Others are more cultured, but they're careful not to be uppity about it. They are more than happy to associate with those of the first variety in almost every situation. They are good folks who just want to live life simply, without all the hassles of modern contrivances. They value faith, family, and country over everything else.

Still others have moved to the city and almost completely abandoned the redneck lifestyle. But they are still rednecks at heart. They long for home (the good ole days) every time they hear a Skynard song and wonder whether the sacrifice they've made was worth the cost.

I am of the third variety. But if I'm ever back home for more than three or four days I begin to revert back to my former redneckiness quickly, which was always of the second variety.

Mark Davis said...

I prefer the Foxworthy definition of redneck: [anyone possessing] a glorious lack of sophistication. That opens up any pre-conceived geographical limitations, recognizing that rednecks are common from Bakersfield to Buffalo.

Growing up in Alabama, we understood redneck to be just another name for anyone rural, rustic, working outdoors. Working outdoors tends to leave the back of a man's neck a dark reddish-brown, hence, a redneck.

A lack of sophistication isn't the same as a lack of intelligence, as many falsely assume. If anything, being a redneck is all about freedom: freedom from creative limits, freedom from shame, freedom from man-pleasing, freedom from social climbing, freedom from status obsession.

It isn't just anybody who can make the hard decisions in life with such clarity. Want to live on 40 acres with a pond and pasture? Can't afford to build a house on it? Back up a double-wide, take the wheels off, and you're on the country side before noon. Want something fun to drive, but don't have the coin for a Corvette? Slap a cam and a roots blower on a smallblock, and stick it in anything with good tires and clean seats. If the hood won't fit anymore, just lean it against the shed next to your spare windshield. You might need it later, if your wife wants her car back.

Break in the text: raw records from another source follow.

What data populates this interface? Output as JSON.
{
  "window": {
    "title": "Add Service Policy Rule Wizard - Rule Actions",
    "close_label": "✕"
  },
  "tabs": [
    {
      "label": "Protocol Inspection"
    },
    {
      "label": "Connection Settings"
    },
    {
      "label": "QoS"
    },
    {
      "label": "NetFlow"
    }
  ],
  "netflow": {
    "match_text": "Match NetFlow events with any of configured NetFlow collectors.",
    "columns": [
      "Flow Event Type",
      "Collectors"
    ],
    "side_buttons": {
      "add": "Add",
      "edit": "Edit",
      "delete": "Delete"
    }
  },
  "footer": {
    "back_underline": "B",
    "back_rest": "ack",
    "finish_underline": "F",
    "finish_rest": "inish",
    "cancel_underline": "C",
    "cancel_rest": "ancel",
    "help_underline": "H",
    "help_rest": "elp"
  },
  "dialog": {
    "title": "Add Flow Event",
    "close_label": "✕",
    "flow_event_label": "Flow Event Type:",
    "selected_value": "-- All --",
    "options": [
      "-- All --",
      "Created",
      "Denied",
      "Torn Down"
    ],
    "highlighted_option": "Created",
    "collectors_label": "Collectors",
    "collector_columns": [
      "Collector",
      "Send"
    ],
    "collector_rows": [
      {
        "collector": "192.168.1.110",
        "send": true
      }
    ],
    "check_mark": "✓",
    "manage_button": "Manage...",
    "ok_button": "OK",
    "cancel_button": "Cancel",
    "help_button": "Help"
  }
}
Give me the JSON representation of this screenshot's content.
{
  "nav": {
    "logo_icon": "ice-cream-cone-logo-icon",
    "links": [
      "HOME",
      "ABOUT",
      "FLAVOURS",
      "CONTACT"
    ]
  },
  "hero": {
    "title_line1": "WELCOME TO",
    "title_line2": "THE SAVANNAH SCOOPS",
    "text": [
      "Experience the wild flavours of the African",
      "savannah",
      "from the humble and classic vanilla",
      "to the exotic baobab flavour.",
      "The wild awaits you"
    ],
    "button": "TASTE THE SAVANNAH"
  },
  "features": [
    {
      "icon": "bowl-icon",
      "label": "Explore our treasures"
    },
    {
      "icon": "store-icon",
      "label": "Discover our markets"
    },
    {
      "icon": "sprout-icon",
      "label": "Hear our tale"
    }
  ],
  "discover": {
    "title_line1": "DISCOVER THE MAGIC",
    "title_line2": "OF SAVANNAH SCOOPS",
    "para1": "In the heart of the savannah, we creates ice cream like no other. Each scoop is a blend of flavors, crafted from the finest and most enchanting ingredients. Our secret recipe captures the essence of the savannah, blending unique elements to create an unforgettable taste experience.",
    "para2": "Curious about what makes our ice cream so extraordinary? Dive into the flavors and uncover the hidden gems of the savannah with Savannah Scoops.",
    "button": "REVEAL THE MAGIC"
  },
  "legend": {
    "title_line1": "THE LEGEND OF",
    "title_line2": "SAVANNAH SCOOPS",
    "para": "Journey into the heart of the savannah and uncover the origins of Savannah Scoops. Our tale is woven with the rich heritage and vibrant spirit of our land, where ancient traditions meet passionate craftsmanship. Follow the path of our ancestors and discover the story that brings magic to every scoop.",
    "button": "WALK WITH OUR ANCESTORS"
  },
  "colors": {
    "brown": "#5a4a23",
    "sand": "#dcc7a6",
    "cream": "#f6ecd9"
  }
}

Rednecks have a lot to teach us in fancy-go-to-meeting suburbia. Live like you're dying, drive it like a rental, think big, live small, and for goodness sake, when you hear Sweet Home Alabama, TURN IT UP!

TB said...

I would be more than happy with the motorcycle.

I no longer have to fish from the shore. though I believe I will have to use oars for the time being until I can upgrade to a motor. Thanks for the Idea.

AJF said...

Vintage Davis answer! You're right on man.

Frontier Forest said...

Beien’s the fact that only me and Malcolm is from Oklahoma, don’t know if a yank's got the right to call youren’s a genuene redneck or not?
Have you ever taken Shari and the boys a noodling? Why, there aint’ nothing like diving into them creeks, river and dirty lakes in search of bank-dwelling catfish big enough to put a saddle on em. Getting down, only your head sticking out, just below the waters edge, feelen’ and searchen’ around for a deep hole, till you feel somen a nibbling on ya, and then shoving your hands down the throat of a 60 pound catfish.... well this here, will separate the pick-necks from the real red-ones. After all, a real redneck put down them bows and arrows and takes their entire families a handfishen.

jmalcolm said...

Hate to disagree with Brother Wood, but having spent a lot of time in western NY, may take agrees with Mark. A neck is a neck, they just have different accents. In western NY they are volunteer firemen, know the cheapest Friday fish fry and drink Genessee beer

AJF said...

Don't forget "Old Milwaukee"...on a really special occasion- Molson.

Also, Tim Horton doughnuts and the Erie County Fair.